History is full of wine romantics. From Cleopatra to Sinatra, vino has a storied history, made more alluring over the centuries by the damaged archangels that have sipped it.
But neither England’s new romantics (see: Coleridge) nor Hollywood’s latest batch of celebrities, nor Tyrion from Game of Thrones, nor even Lebron and his King-like drinking habits can hold a candle to the mass delusion everyday people around the world (read: us) still believe about grape juice.
That delusion? Wine is made to be aged.
That’s right: you’ve probably been wasting space in your cellar and NakedWines Australia is here to explain why.
Taking to Twitter, the online wine seller dropped the following bomb earlier this year.
Did you know 99% of wine should be consumed the day you buy it or shortly after. ⁰🍾
The reason we cellar wines is because many wines get more interesting with age, developing new flavours and textures.
— NakedWines Australia (@NakedWinesAus) May 28, 2021
“Did you know 99% of wine should be consumed the day you buy it or shortly after?”
“The reason we cellar wines is because many wines get more interesting with age, developing new flavours and textures.”
A convenient thing for a vino purveyor to point out? Absolutely. Wrong? The ratio of high-quality to low-quality wine in your local bottle shop can probably answer that for you.
What is up for debate, however, is the word “shortly.”
As Moravin (a website run by a former chef and current wine seller) explains, “There is a common misconception, that all wine will continue to improve with age. But, in fact, most experts agree that only 5-10% of all wine will improve with more than 1 year of aging and only 1% of all wine improves with more than 5 years of aging.”
“This means that 99% of all wine we buy is meant to be drunk right now. This doesn’t mean that the wine will expire. But, you shouldn’t purposefully age it, because you won’t be gaining any benefit from waiting.”
“When we say a wine is meant to be drunk now, we mean it is intended to be consumed within 1 to 5 years or so of buying it,” (Moravin).
“After that time, the wine can actually start to deteriorate and lose many of the qualities that made it so delicious.”

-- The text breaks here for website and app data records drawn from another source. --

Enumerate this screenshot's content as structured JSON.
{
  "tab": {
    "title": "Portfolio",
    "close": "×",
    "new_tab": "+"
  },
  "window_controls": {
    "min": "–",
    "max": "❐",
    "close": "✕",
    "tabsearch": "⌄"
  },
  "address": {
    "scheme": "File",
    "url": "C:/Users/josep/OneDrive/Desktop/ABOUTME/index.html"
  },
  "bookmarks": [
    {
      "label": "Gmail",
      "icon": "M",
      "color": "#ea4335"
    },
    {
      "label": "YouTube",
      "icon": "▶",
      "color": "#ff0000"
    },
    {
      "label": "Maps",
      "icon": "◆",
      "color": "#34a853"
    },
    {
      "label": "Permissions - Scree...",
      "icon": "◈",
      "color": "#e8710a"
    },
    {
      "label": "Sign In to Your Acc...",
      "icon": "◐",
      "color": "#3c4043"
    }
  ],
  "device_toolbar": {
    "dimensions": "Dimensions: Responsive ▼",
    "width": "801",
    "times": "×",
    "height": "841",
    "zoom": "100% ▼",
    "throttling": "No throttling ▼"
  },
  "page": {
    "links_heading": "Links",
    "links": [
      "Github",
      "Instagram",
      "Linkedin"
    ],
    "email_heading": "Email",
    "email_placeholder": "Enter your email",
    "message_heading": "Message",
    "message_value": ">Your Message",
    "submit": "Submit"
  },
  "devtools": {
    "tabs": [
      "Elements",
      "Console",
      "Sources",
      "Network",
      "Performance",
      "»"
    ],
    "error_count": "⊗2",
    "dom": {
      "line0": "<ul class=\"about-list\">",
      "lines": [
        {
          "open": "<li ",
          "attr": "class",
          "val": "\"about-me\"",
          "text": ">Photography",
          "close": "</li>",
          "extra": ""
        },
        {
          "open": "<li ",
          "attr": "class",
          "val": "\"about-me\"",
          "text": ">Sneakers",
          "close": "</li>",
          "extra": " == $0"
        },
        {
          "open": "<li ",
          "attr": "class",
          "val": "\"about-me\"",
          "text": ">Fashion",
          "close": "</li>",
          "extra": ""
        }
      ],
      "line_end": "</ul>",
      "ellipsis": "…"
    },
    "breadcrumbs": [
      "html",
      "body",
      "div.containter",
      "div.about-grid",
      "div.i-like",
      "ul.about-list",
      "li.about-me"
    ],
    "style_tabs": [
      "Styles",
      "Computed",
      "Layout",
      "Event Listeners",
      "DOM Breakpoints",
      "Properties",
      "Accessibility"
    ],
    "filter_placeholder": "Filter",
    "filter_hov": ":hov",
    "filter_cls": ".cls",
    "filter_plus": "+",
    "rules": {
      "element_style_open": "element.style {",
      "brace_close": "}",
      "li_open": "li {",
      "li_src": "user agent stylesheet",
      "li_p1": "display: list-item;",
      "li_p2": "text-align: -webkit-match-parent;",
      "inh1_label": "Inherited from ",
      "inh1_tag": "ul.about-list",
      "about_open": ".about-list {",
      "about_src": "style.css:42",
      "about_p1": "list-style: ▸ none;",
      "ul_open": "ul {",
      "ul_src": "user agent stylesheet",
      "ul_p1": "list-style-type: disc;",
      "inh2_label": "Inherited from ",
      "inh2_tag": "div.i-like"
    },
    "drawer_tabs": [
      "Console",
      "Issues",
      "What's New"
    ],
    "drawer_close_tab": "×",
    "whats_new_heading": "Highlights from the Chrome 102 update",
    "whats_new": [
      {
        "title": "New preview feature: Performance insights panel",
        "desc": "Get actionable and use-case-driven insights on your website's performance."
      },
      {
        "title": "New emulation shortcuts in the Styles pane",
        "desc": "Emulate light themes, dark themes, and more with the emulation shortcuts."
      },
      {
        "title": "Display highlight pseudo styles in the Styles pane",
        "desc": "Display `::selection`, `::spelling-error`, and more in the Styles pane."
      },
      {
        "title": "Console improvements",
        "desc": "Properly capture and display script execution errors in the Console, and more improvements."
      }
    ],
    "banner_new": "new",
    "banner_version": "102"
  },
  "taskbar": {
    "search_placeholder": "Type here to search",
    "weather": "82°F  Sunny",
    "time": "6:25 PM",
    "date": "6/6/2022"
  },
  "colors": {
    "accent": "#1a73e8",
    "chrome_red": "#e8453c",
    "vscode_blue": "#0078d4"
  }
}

Well, there goes the romantic myth we all (I’m not alone, am I?) believe as we pull our $25 bottles of wine out from the pantry 6 months after buying them, then patting ourselves on the back for being low-key connoisseurs…
Spoiler alert – it will probably taste exactly the same as when you bought it! Or, if it’s been exposed to heat, worse.
Don’t lose hope though. This is just yet another excuse to get the corkscrew out (or buy more expensive wine). A win for everyone but your wallet. And in case you hadn’t heard, in 2021, money is free...
If you are interested in knowing exactly which wines are best for aging, Vintec explains it well:
“As a general rule, light wines like Pinot noir, Grenache and Mourvedre have a lifespan shorter (closer to the ten year mark) than the heavier shiraz, cabernet and merlot (can be kept for ten to twenty years, or even fifty or more for the best ones).”
Moravin has a few more useful insights along the same lines.
“Unlike [young wines], the red wine of aging, after the fermentation process, is left to rest in a wooden barrel for a year or so. After spends at least a year stored in the barrel, it is bottled and left to age a couple of years, approximately. Typically, it is a wine that will go on sale from the third year of life,” (Moravin).
“In Spain for example, wines labeled with ‘Reserva’ must be aged for 3 years with a minimum of 6 months of that time in oak barrels.”